Parry's agave, Century plant, Parry agave
Agavaceae (Century-Plant Family)
Nugent, Louis R
Like all agave plants, this plant is, for several years, a rosette
of stiff, succulent, sword-like leaves. These 1 ft., spine-tipped leaves eventually subtend a tall flowering stalk supporting a cluster of yellow flowers at its tip. After the plant flowers, it dies.
Agaves are often called century plants and require many years to flower,
but not a century. They provided southwestern Native
American with food, beverages, fiber, soap, medicine, and lances. Today the liquors mescal, pulque, and tequila are made from the juice of the Mexican species.
Image Gallery: 5 photo(s) available
Bloom InformationBloom Color: Yellow
Bloom Time: Jun , Jul , Aug
, TX Native Distribution: NM, AZ,
south to central Mexico Native Habitat:
Growing ConditionsWater Use: Low
Light Requirement: Sun
Soil Moisture: Dry
Soil Description: Dry, rocky soils.
Conditions Comments: Not Available
BenefitUse Food: The Indians ate the stems when the stems were young.
Use Other: It was important to the Indians for fiber.
Interesting Foliage: yes

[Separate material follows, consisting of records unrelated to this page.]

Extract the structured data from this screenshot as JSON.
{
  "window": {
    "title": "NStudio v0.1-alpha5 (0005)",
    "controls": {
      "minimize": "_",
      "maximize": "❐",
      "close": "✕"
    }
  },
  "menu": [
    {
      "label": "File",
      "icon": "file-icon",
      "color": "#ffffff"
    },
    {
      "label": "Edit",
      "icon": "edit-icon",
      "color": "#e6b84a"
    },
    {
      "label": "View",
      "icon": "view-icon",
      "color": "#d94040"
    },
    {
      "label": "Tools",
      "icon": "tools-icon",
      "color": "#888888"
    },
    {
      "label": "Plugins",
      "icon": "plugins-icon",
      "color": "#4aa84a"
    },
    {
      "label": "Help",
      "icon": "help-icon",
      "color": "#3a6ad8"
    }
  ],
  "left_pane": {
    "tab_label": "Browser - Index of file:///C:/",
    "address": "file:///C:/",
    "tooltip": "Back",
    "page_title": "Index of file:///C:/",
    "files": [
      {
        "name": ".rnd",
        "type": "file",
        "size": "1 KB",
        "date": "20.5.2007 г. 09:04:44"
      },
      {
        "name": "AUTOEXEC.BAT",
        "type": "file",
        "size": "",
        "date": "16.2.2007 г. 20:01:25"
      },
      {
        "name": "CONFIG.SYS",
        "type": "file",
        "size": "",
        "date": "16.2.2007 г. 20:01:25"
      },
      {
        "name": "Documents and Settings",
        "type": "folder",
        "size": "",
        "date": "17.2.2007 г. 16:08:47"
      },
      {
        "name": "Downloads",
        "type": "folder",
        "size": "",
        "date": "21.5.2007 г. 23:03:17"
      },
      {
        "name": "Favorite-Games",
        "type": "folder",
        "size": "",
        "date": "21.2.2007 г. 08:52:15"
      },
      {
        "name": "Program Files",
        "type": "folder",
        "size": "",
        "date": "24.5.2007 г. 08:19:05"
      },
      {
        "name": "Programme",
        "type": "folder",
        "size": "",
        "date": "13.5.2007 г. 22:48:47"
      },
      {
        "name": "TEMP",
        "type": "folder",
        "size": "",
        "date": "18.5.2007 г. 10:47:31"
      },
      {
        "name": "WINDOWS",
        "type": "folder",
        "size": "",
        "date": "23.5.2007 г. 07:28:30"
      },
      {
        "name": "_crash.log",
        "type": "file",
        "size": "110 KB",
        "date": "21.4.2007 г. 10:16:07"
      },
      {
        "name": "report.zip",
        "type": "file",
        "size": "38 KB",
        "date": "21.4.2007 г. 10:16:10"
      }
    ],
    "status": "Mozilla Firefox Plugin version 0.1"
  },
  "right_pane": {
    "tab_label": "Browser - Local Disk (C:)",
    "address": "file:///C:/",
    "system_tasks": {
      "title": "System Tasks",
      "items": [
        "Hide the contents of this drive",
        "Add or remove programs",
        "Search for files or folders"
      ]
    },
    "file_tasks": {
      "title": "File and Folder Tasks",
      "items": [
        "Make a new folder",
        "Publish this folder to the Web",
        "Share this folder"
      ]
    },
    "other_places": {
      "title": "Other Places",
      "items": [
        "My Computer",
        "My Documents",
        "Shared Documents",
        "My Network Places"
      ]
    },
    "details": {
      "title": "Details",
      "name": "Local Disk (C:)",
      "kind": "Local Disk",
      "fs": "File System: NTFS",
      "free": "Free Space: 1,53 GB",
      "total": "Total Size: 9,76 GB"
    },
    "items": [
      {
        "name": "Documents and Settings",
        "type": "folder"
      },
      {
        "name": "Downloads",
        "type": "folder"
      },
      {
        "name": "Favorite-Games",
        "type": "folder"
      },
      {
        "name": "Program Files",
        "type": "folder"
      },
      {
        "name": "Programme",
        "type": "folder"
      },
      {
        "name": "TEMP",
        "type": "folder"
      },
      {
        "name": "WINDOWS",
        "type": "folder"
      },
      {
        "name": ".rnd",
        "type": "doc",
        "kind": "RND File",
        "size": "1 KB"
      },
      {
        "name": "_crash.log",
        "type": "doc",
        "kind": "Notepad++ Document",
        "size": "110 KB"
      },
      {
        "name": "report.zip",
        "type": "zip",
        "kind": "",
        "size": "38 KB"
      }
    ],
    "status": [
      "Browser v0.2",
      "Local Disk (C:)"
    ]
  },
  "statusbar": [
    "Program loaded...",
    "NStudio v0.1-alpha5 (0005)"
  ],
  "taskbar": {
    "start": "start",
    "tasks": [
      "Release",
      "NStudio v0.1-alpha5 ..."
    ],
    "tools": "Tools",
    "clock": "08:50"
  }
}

Butterflies and Moths of North America (BAMONA)
is a larval host and/or nectar source for: